"When it comes to government financial support for public transportation, Congress seems to use a double standard - one for airline and motor-vehicle transportation, and an altogether different standard for rail-passenger travel."
A New York Times editorial pitching for rebuilding that city in the months after 9/11 devastation at the World Trade Center, to compete globally with rising challengers in Europe and Asia as the foremost finance and culture capital included this primary infrastructure objective ...
"We are already pitifuly behind cities like London, Tokyo, Shanghai and Paris, which have each spent heavily on ultramodern subways and high-speed trains that will support and enrich those cities for decades to come.
"Even in times of economic prosperity, New York City cannot pay for new mass-transit systems by itself, any more than London or Paris could have paid for theirs alone, or cities in the Sun Belt could have built their own Interstate highways."
-- from New York Times, 11 November 2001, exactly two months after World Trade Center collapse
Andy Rooney minute from CBS "60 Minutes," 30 Sep 2001
"The United States is way behind in train travel as anyone knows who's been to Europe or Japan. Trains everywhere are better, faster and more luxurious.
"There's no greater feeling of luxury and satisfaction than being whisked 500 miles closer to your destination while you sleep on a fast-moving train."
Pat Oliphant editorial cartoon from Washington Post, 24 Sept 2001
After following this link to Washington Post, click on the Oliphant link, then select in the new window from the pop up menu at bottom left. Choose Sept. 24.
After Congress hastily handed $15 billion to the ailing airline industry, Oliphant is among many wondering why passenger trains aren't eligible too.
Minneapolis Star Tribune editorial in Sunday editions, 30 Sep 2001
Minneapolis is a key air travel hub, home to Northwest Airlines, and a vibrant metropolis. Its leading newspaper chose its most widely circulated editions, on a Sunday morning, to proclaim support for greatly improving America's train travel choices, for funding Minnesota's share of MWRRS.
"The terrible events of Sept. 11 and their aftermath remind us of our fundamental reliance on mobility.

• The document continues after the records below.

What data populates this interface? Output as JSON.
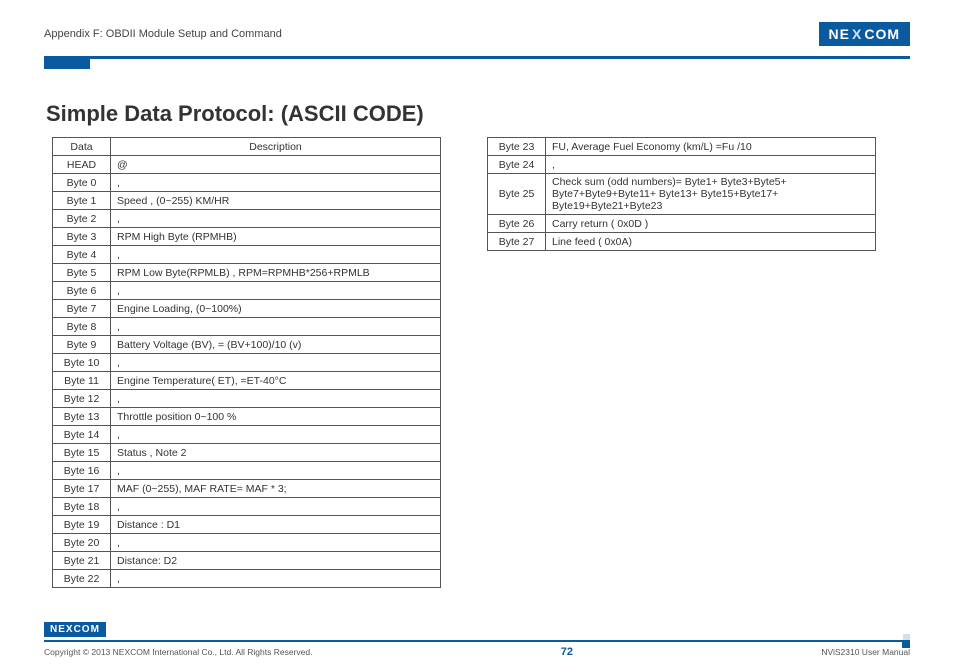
{
  "header": {
    "appendix": "Appendix F: OBDII Module Setup and Command",
    "logo_text_a": "NE",
    "logo_text_x": "X",
    "logo_text_b": "COM"
  },
  "title": "Simple Data Protocol: (ASCII CODE)",
  "table_left": {
    "head_data": "Data",
    "head_desc": "Description",
    "rows": [
      {
        "data": "HEAD",
        "desc": "@"
      },
      {
        "data": "Byte 0",
        "desc": ","
      },
      {
        "data": "Byte 1",
        "desc": "Speed , (0~255) KM/HR"
      },
      {
        "data": "Byte 2",
        "desc": ","
      },
      {
        "data": "Byte 3",
        "desc": "RPM High Byte (RPMHB)"
      },
      {
        "data": "Byte 4",
        "desc": ","
      },
      {
        "data": "Byte 5",
        "desc": "RPM Low Byte(RPMLB) , RPM=RPMHB*256+RPMLB"
      },
      {
        "data": "Byte 6",
        "desc": ","
      },
      {
        "data": "Byte 7",
        "desc": "Engine Loading, (0~100%)"
      },
      {
        "data": "Byte 8",
        "desc": ","
      },
      {
        "data": "Byte 9",
        "desc": "Battery Voltage (BV), = (BV+100)/10 (v)"
      },
      {
        "data": "Byte 10",
        "desc": ","
      },
      {
        "data": "Byte 11",
        "desc": "Engine Temperature( ET), =ET-40°C"
      },
      {
        "data": "Byte 12",
        "desc": ","
      },
      {
        "data": "Byte 13",
        "desc": "Throttle position 0~100 %"
      },
      {
        "data": "Byte 14",
        "desc": ","
      },
      {
        "data": "Byte 15",
        "desc": "Status , Note 2"
      },
      {
        "data": "Byte 16",
        "desc": ","
      },
      {
        "data": "Byte 17",
        "desc": "MAF (0~255), MAF RATE= MAF * 3;"
      },
      {
        "data": "Byte 18",
        "desc": ","
      },
      {
        "data": "Byte 19",
        "desc": "Distance : D1"
      },
      {
        "data": "Byte 20",
        "desc": ","
      },
      {
        "data": "Byte 21",
        "desc": "Distance: D2"
      },
      {
        "data": "Byte 22",
        "desc": ","
      }
    ]
  },
  "table_right": {
    "rows": [
      {
        "data": "Byte 23",
        "desc": "FU, Average Fuel Economy (km/L) =Fu /10"
      },
      {
        "data": "Byte 24",
        "desc": ","
      },
      {
        "data": "Byte 25",
        "desc": "Check sum (odd numbers)= Byte1+ Byte3+Byte5+ Byte7+Byte9+Byte11+ Byte13+ Byte15+Byte17+ Byte19+Byte21+Byte23"
      },
      {
        "data": "Byte 26",
        "desc": "Carry return ( 0x0D )"
      },
      {
        "data": "Byte 27",
        "desc": "Line feed ( 0x0A)"
      }
    ]
  },
  "footer": {
    "copyright": "Copyright © 2013 NEXCOM International Co., Ltd. All Rights Reserved.",
    "page": "72",
    "manual": "NViS2310 User Manual"
  }
}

Americans are a restless, curious people with deep attractions to family, culture, business and ideas that stretch far beyond parochial boundaries. We are not inclined to hunker down. Our freedom of movement is not just an economic necessity. It defines who we are."